Not Rated, Drama, CC/ADClosed Captioning / Audio Description Headset
On the heels of their six-time Academy Award®-winning smash, La La Land, Oscar®-winning director Damien Chazelle and star Ryan Gosling reteam for Universal Pictures' First Man, the riveting story of NASA's mission to land a man on the moon, focusing on Neil Armstrong and the years 1961-1969. A visceral, first-person account, based on the book by James R. Hansen, the movie will explore the sacrifices and the cost on Armstrong and on the nation of one of the most dangerous missions in history.
All Clara (Mackenzie Foy) wants is a key - a one-of-a-kind key that will unlock a box that holds a priceless gift from her late mother. A golden thread, presented to her at godfather Drosselmeyer's (Morgan Freeman) annual holiday party, leads her to the coveted key, which promptly disappears into a strange and mysterious parallel world. It's there that Clara encounters a soldier named Phillip (Jayden Fowora-Knight), a gang of mice and the regents who preside over three Realms: Land of Snowflakes, Land of Flowers and Land of Sweets. Clara and Phillip must brave the ominous Fourth Realm, home to the tyrant Mother Ginger (Helen Mirren), to retrieve Clara's key and hopefully return harmony to the unstable world.
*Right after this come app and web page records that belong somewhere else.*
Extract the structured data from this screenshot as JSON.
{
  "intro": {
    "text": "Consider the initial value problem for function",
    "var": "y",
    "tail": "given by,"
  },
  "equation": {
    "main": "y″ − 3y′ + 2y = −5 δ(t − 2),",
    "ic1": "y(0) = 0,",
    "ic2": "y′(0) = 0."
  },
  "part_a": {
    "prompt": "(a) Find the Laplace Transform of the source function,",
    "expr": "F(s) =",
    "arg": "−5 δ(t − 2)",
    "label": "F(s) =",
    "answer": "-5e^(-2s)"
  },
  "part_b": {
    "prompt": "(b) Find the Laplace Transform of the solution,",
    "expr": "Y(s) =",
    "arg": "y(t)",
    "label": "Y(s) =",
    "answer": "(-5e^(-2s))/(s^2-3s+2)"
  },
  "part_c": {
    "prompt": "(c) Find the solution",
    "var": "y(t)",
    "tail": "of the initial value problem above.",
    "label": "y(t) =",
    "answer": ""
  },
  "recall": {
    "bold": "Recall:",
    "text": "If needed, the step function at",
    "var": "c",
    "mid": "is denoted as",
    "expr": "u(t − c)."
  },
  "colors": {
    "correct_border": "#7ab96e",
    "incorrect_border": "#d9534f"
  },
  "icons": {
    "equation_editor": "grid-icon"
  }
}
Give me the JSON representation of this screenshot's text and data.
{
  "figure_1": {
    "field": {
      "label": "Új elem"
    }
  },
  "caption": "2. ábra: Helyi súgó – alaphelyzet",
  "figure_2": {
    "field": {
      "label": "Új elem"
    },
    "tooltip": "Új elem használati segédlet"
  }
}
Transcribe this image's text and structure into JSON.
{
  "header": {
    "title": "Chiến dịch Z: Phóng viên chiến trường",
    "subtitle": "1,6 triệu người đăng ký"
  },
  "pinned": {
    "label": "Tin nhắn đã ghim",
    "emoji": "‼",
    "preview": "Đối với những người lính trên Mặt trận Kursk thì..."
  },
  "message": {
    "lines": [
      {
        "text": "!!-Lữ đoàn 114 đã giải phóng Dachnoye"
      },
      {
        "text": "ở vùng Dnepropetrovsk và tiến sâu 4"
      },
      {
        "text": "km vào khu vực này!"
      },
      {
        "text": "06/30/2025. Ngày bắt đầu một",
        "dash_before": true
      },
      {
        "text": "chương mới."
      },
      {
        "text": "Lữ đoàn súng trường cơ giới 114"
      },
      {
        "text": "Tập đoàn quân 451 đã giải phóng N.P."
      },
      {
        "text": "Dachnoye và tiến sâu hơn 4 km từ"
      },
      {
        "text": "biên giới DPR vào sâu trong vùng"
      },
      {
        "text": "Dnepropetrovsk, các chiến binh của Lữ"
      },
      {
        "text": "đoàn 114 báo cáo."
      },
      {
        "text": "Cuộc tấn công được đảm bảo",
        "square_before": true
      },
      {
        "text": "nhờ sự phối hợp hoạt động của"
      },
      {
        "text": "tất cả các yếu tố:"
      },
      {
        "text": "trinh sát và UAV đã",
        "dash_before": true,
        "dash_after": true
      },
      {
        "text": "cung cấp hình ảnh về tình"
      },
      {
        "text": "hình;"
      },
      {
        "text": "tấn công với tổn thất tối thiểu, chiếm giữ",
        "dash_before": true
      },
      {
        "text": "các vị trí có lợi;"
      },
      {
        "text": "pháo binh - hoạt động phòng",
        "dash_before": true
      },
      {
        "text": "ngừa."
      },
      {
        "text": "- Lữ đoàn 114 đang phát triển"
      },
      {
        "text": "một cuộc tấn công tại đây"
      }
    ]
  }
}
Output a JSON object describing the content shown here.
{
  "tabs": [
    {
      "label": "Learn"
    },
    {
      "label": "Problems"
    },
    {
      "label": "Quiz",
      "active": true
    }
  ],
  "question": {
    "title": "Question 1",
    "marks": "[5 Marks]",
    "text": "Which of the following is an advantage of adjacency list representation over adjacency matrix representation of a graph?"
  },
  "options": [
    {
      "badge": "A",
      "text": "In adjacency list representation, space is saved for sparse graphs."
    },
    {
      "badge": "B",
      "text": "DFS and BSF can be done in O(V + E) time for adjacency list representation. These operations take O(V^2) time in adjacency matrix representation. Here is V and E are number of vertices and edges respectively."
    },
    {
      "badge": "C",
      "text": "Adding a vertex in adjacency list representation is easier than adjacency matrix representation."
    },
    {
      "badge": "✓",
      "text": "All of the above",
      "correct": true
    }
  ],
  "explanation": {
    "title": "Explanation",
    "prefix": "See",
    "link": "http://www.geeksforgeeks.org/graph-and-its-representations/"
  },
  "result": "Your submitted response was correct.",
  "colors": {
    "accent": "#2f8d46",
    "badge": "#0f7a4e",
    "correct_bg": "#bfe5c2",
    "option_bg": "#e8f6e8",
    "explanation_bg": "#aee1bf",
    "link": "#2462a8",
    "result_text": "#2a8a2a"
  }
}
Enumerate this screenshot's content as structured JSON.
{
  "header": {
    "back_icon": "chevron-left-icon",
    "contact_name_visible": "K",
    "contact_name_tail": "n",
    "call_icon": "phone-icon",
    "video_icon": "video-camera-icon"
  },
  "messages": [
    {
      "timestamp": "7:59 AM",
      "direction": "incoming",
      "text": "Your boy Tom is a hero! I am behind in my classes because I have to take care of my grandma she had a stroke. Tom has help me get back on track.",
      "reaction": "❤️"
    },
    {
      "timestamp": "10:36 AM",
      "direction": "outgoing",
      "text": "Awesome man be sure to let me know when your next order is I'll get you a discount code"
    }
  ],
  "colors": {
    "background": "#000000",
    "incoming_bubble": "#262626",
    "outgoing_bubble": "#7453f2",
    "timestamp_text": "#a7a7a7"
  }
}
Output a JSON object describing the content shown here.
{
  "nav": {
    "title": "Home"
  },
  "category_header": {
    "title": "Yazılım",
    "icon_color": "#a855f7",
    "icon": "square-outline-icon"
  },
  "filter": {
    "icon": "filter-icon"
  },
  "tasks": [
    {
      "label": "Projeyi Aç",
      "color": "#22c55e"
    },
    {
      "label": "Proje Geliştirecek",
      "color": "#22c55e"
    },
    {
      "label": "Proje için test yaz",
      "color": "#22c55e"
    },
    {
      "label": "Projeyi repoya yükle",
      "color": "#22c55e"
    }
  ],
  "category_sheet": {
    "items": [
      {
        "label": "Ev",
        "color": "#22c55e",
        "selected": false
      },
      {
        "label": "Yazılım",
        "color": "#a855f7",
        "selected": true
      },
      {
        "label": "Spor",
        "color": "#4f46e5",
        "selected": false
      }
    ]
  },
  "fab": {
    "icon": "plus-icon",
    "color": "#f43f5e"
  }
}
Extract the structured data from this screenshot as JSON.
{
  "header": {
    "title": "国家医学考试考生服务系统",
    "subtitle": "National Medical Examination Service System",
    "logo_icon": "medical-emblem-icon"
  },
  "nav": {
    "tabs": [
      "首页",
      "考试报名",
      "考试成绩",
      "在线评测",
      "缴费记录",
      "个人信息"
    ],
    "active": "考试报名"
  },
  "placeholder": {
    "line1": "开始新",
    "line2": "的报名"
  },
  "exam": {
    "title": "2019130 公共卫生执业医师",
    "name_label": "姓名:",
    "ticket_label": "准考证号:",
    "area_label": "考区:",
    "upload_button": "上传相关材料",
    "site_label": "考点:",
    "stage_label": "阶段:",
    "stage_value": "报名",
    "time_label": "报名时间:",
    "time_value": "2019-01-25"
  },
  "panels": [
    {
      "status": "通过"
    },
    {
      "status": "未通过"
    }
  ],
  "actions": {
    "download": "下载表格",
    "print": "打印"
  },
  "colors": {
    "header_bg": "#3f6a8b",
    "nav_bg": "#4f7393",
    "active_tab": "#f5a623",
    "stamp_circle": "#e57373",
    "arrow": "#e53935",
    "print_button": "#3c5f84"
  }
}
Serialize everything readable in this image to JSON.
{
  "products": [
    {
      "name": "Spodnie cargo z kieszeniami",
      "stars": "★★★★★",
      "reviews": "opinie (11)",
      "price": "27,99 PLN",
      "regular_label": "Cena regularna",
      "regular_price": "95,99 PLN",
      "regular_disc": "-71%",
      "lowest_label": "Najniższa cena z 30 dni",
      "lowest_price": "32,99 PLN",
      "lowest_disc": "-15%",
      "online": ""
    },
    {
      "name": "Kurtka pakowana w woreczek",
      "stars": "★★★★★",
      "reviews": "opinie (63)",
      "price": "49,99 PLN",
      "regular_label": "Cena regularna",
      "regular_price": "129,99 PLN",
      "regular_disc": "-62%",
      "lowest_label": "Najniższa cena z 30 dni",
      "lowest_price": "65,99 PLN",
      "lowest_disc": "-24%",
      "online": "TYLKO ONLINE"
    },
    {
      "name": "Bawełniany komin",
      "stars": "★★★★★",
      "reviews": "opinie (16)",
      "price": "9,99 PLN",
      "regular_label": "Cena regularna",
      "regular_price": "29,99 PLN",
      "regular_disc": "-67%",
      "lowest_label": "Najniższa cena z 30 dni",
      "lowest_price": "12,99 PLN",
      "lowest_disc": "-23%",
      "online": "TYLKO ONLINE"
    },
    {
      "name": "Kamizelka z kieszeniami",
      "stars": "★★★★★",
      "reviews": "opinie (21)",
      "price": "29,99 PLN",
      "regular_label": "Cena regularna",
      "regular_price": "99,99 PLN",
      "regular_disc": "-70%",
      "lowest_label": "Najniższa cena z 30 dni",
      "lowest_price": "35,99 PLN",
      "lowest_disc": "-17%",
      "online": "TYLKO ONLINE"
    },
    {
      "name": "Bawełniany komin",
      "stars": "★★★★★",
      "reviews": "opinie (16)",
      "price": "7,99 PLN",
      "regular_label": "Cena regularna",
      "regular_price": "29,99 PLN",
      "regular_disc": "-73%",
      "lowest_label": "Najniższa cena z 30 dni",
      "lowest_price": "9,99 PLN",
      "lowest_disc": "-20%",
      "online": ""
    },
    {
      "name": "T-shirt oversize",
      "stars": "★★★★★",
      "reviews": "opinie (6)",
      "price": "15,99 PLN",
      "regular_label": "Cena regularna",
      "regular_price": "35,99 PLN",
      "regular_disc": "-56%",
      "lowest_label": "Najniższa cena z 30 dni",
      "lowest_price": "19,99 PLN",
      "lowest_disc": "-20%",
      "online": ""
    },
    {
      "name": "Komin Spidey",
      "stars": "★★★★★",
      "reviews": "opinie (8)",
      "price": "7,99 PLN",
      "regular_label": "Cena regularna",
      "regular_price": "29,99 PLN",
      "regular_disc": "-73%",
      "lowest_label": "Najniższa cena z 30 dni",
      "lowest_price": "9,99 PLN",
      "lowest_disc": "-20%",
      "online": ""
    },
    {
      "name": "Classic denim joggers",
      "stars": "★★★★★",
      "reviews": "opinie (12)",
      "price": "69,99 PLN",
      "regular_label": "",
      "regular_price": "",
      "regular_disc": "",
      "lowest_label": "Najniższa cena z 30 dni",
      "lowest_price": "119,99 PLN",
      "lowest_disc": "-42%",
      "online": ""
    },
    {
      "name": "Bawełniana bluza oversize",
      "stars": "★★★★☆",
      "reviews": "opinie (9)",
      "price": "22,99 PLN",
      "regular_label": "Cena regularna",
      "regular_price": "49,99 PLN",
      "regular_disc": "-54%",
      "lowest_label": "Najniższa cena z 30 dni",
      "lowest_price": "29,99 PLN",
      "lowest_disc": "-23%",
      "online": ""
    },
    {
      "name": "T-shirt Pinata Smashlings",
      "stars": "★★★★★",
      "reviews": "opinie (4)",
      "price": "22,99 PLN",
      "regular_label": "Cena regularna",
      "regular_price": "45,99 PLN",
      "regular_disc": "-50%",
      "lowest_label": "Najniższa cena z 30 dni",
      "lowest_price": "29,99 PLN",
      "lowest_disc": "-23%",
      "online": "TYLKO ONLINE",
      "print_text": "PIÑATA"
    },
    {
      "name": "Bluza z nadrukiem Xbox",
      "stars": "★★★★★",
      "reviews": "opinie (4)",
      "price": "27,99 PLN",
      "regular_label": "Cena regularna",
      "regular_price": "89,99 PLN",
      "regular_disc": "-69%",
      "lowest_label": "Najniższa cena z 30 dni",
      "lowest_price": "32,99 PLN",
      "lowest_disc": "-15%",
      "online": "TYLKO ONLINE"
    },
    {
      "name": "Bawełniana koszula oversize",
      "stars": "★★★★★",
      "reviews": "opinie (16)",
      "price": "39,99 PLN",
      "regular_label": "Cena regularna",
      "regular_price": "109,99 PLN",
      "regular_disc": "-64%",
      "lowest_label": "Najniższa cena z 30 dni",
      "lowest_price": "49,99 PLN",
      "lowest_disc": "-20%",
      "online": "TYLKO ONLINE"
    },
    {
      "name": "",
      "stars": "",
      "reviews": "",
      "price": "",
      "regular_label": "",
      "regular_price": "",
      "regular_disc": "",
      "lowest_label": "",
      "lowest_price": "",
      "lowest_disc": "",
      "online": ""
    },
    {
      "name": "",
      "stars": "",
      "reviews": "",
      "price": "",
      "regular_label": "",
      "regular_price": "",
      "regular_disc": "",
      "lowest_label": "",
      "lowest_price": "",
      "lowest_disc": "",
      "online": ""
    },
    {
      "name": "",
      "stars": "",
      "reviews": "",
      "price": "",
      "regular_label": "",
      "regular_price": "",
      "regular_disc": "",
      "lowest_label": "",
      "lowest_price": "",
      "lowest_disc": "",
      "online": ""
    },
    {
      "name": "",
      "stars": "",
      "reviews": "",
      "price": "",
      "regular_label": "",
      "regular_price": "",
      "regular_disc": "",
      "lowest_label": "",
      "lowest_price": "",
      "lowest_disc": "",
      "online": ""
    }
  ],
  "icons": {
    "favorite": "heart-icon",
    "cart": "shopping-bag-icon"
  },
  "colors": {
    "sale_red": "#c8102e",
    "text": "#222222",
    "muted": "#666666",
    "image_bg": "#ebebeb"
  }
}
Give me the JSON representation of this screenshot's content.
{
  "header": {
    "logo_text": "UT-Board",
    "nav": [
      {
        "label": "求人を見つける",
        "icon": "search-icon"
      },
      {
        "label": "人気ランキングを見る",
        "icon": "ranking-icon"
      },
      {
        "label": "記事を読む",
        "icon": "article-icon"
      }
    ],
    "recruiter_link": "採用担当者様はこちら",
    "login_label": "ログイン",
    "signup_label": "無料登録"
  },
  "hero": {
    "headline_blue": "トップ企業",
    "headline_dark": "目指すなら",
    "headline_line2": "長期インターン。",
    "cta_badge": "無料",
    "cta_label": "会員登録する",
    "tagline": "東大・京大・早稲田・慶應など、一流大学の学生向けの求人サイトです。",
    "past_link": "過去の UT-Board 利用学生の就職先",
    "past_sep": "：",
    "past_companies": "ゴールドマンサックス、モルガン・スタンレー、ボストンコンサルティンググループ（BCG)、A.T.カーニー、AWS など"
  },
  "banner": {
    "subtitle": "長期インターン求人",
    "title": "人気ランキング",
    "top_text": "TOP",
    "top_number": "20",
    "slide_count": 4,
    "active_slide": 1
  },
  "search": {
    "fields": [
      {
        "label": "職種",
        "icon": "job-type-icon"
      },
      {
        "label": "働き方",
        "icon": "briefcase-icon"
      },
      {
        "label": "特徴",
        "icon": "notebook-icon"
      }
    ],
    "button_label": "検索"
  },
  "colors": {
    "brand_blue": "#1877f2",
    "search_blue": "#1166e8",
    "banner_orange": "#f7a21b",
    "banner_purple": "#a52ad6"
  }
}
Thousands of years after civilization was destroyed by a cataclysmic event, humankind has adapted and a new way of living has evolved. Gigantic moving cities now roam the Earth, ruthlessly preying upon smaller traction towns. Tom Natsworthy (Robert Sheehan) - who hails from a Lower Tier of the great traction city of London - finds himself fighting for his own survival after he encounters the dangerous fugitive Hester Shaw (Hera Hilmar). Two opposites, whose paths should never have crossed, forge an unlikely alliance that is destined to change the course of the future.